Pets! Dead Or Alive!

Pets! Dead Or Alive!

Marina Lewycka’s Various Pets Alive and Dead delves into the development of a slightly dysfunctional family who have taken very different lives after growing up in a left-wing liberal commune. Set in 2008, the novel moves between Doncaster and London, exploring both the present lives of the characters, and also their memories of growing up in the commune. The narrative reveals that the mother is the only person in the family that still believes in the radical politics and lentil-eating philosophy of their past. The rest of the family now work in corporate finance and are sex-crazed, rejecting the ideals she had tried to instil in them. And as the title suggests, there are various pets; some living, some dead.

The book is focalised through three different characters: Serge, whom the family believe to be doing a PhD in Mathematics at Cambrige when in actuality he is selling his soul to the corporate world; Clara, a slightly neurotic primary school teacher who has the worst luck with keeping pets alive; and Doro, the hippy mother of Serge and Clara, who still tries to live a life of free love and protest. The other characters in the novel include Maroushka, a beautiful ditzy girl from Zhytomyr whom Serge wants to sleep with; Oolie-Anna, Serge and Clara’s Down’s Syndrome sibling; and Marcus, Doro’s soon-to-be husband whose first person narrative is expressed in the epilogue. I found the characterisation effective in highlighting how each family member had chosen different life paths. Doro was my least favourite of the characters because her intrusive, nagging and opinionated personality got tiresome and added little to the effect of the story. However, I loved Serge, who spent most of his time piecing together poetry about Maroushka, and fantasising about sleeping with her. He tries so hard that it’s slightly cringe – like sniffing shoes cringe.

The chapters are nice and short, so I found the novel to be an easy and quick read. There were many points where I actually laughed out loud at some situations the characters found themselves in and the memories they recalled. Lewycka paints fantastically funny childhood memories for both Serge and Clara. My favourite belongs to Serge, in which he, unable to comprehend the speed at which rabbits procreate, believes that the rabbits that keep coming back after he has buried them must be zombie rabbits: “It seemed like the rabbits which kept on appearing so inexorably were in fact zombie-bunnies linked in some supernatural way with those little hairless corpses they’d buried.” The “zombie” rabbits that seem to take over the commune end up being donated, unbeknownst to the vegetarian animal-loving members of the commune, to Randy’s Reptiles.
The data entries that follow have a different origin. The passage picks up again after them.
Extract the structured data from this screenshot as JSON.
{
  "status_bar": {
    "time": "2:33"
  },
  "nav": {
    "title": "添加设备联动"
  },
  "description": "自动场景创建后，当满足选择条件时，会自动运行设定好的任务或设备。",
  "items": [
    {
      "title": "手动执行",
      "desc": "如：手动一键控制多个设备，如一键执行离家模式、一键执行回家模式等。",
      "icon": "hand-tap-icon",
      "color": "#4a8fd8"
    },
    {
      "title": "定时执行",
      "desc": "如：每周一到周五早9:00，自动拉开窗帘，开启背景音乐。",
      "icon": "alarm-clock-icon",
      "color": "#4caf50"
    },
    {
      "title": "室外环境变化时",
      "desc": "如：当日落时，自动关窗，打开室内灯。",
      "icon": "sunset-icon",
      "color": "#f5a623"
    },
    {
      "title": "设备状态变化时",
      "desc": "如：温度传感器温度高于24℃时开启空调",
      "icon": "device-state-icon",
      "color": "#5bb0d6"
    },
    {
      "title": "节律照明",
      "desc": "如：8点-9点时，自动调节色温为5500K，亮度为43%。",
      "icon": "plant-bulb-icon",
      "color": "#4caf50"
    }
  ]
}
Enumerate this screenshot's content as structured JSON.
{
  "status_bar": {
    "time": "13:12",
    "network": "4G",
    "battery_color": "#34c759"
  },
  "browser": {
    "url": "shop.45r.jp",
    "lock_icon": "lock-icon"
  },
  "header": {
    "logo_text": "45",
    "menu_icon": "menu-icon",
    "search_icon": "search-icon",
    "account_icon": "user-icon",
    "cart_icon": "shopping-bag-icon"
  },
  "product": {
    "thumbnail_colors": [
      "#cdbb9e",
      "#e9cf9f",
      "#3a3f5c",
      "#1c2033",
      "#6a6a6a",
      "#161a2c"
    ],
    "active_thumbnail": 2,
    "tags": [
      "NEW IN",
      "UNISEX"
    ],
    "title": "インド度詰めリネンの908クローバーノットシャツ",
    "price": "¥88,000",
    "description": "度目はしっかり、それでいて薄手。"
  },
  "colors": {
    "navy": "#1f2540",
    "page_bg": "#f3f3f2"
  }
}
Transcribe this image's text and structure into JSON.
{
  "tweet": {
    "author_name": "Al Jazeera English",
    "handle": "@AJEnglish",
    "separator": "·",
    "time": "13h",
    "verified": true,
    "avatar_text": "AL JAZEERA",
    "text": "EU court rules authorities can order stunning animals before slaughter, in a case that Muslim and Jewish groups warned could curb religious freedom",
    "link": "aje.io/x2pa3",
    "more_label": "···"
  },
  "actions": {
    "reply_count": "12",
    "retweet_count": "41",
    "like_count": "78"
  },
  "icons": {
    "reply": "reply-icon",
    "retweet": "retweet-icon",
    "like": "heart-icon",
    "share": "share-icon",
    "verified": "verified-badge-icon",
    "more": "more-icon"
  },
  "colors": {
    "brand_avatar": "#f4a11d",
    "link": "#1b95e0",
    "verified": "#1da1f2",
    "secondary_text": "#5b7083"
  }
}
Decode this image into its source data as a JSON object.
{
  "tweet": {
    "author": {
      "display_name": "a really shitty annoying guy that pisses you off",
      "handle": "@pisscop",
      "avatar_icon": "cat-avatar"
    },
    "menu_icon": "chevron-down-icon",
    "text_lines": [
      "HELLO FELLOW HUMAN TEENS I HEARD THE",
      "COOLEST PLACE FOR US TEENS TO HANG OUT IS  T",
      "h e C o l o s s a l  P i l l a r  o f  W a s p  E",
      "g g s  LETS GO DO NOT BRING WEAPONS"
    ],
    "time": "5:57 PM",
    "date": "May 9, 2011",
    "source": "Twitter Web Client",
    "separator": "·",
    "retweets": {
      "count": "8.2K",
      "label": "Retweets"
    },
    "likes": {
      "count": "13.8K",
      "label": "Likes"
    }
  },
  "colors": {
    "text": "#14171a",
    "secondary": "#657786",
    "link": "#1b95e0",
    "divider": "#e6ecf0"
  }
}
Lewycha’s novel is an easily accessible read that everyone can relate to in one way or another – be it through pining for a girl way out of your league or eulogising at pet funerals. If you want to realise you aren’t that weird after all, definitely give it a read!

Bradley Watson
This article first appeared in Issue 8, 2012.
Posted 5:04pm Sunday 22nd April 2012 by Bradley Watson.